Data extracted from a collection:
————

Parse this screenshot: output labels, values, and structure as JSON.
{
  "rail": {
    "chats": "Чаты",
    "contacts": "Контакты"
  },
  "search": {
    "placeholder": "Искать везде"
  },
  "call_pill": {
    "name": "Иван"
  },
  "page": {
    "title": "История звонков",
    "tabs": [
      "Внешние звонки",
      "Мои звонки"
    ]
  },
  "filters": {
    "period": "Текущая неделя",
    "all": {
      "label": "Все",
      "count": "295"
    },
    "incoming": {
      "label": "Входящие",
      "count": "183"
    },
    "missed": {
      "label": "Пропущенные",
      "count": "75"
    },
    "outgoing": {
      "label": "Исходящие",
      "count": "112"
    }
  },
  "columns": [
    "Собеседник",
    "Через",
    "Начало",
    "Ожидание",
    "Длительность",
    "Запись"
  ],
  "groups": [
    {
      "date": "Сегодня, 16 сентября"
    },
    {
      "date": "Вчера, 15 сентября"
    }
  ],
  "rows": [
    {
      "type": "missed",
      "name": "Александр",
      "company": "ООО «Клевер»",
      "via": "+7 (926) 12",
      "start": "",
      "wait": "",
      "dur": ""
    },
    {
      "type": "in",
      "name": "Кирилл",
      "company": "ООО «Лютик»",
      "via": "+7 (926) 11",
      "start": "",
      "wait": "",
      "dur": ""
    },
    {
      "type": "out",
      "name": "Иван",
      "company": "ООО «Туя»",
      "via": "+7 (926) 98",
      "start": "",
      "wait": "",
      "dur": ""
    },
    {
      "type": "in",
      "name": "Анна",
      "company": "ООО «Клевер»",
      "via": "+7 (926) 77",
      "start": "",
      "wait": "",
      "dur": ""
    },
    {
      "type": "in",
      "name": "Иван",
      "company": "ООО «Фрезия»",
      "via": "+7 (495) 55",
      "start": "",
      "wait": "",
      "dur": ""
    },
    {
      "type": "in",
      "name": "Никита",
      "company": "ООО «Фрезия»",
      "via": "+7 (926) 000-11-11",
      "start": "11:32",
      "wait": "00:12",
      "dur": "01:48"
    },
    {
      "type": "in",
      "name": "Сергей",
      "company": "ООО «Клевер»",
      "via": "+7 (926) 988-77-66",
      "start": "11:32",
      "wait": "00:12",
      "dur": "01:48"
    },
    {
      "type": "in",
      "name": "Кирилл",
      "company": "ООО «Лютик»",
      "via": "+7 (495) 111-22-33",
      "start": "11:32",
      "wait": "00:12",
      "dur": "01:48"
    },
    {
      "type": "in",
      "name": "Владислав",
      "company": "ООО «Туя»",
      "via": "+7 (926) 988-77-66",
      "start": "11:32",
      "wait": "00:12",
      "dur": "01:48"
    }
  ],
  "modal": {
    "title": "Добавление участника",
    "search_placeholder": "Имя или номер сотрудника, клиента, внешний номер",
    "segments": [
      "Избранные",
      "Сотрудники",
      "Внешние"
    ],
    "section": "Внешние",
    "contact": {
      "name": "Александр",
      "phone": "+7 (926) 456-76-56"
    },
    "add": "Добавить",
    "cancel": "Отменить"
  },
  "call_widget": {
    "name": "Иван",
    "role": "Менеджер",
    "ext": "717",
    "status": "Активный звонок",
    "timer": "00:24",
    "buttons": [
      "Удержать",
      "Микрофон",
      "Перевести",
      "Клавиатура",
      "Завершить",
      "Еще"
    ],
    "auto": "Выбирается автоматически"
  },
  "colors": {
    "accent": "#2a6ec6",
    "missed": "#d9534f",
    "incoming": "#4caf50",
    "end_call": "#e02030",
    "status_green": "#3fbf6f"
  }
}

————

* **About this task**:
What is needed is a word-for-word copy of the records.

* **Answer box**:
Parse this screenshot: output labels, values, and structure as JSON.
{
  "rail": {
    "chats": "Чаты",
    "contacts": "Контакты"
  },
  "search": {
    "placeholder": "Искать везде"
  },
  "call_pill": {
    "name": "Иван"
  },
  "page": {
    "title": "История звонков",
    "tabs": [
      "Внешние звонки",
      "Мои звонки"
    ]
  },
  "filters": {
    "period": "Текущая неделя",
    "all": {
      "label": "Все",
      "count": "295"
    },
    "incoming": {
      "label": "Входящие",
      "count": "183"
    },
    "missed": {
      "label": "Пропущенные",
      "count": "75"
    },
    "outgoing": {
      "label": "Исходящие",
      "count": "112"
    }
  },
  "columns": [
    "Собеседник",
    "Через",
    "Начало",
    "Ожидание",
    "Длительность",
    "Запись"
  ],
  "groups": [
    {
      "date": "Сегодня, 16 сентября"
    },
    {
      "date": "Вчера, 15 сентября"
    }
  ],
  "rows": [
    {
      "type": "missed",
      "name": "Александр",
      "company": "ООО «Клевер»",
      "via": "+7 (926) 12",
      "start": "",
      "wait": "",
      "dur": ""
    },
    {
      "type": "in",
      "name": "Кирилл",
      "company": "ООО «Лютик»",
      "via": "+7 (926) 11",
      "start": "",
      "wait": "",
      "dur": ""
    },
    {
      "type": "out",
      "name": "Иван",
      "company": "ООО «Туя»",
      "via": "+7 (926) 98",
      "start": "",
      "wait": "",
      "dur": ""
    },
    {
      "type": "in",
      "name": "Анна",
      "company": "ООО «Клевер»",
      "via": "+7 (926) 77",
      "start": "",
      "wait": "",
      "dur": ""
    },
    {
      "type": "in",
      "name": "Иван",
      "company": "ООО «Фрезия»",
      "via": "+7 (495) 55",
      "start": "",
      "wait": "",
      "dur": ""
    },
    {
      "type": "in",
      "name": "Никита",
      "company": "ООО «Фрезия»",
      "via": "+7 (926) 000-11-11",
      "start": "11:32",
      "wait": "00:12",
      "dur": "01:48"
    },
    {
      "type": "in",
      "name": "Сергей",
      "company": "ООО «Клевер»",
      "via": "+7 (926) 988-77-66",
      "start": "11:32",
      "wait": "00:12",
      "dur": "01:48"
    },
    {
      "type": "in",
      "name": "Кирилл",
      "company": "ООО «Лютик»",
      "via": "+7 (495) 111-22-33",
      "start": "11:32",
      "wait": "00:12",
      "dur": "01:48"
    },
    {
      "type": "in",
      "name": "Владислав",
      "company": "ООО «Туя»",
      "via": "+7 (926) 988-77-66",
      "start": "11:32",
      "wait": "00:12",
      "dur": "01:48"
    }
  ],
  "modal": {
    "title": "Добавление участника",
    "search_placeholder": "Имя или номер сотрудника, клиента, внешний номер",
    "segments": [
      "Избранные",
      "Сотрудники",
      "Внешние"
    ],
    "section": "Внешние",
    "contact": {
      "name": "Александр",
      "phone": "+7 (926) 456-76-56"
    },
    "add": "Добавить",
    "cancel": "Отменить"
  },
  "call_widget": {
    "name": "Иван",
    "role": "Менеджер",
    "ext": "717",
    "status": "Активный звонок",
    "timer": "00:24",
    "buttons": [
      "Удержать",
      "Микрофон",
      "Перевести",
      "Клавиатура",
      "Завершить",
      "Еще"
    ],
    "auto": "Выбирается автоматически"
  },
  "colors": {
    "accent": "#2a6ec6",
    "missed": "#d9534f",
    "incoming": "#4caf50",
    "end_call": "#e02030",
    "status_green": "#3fbf6f"
  }
}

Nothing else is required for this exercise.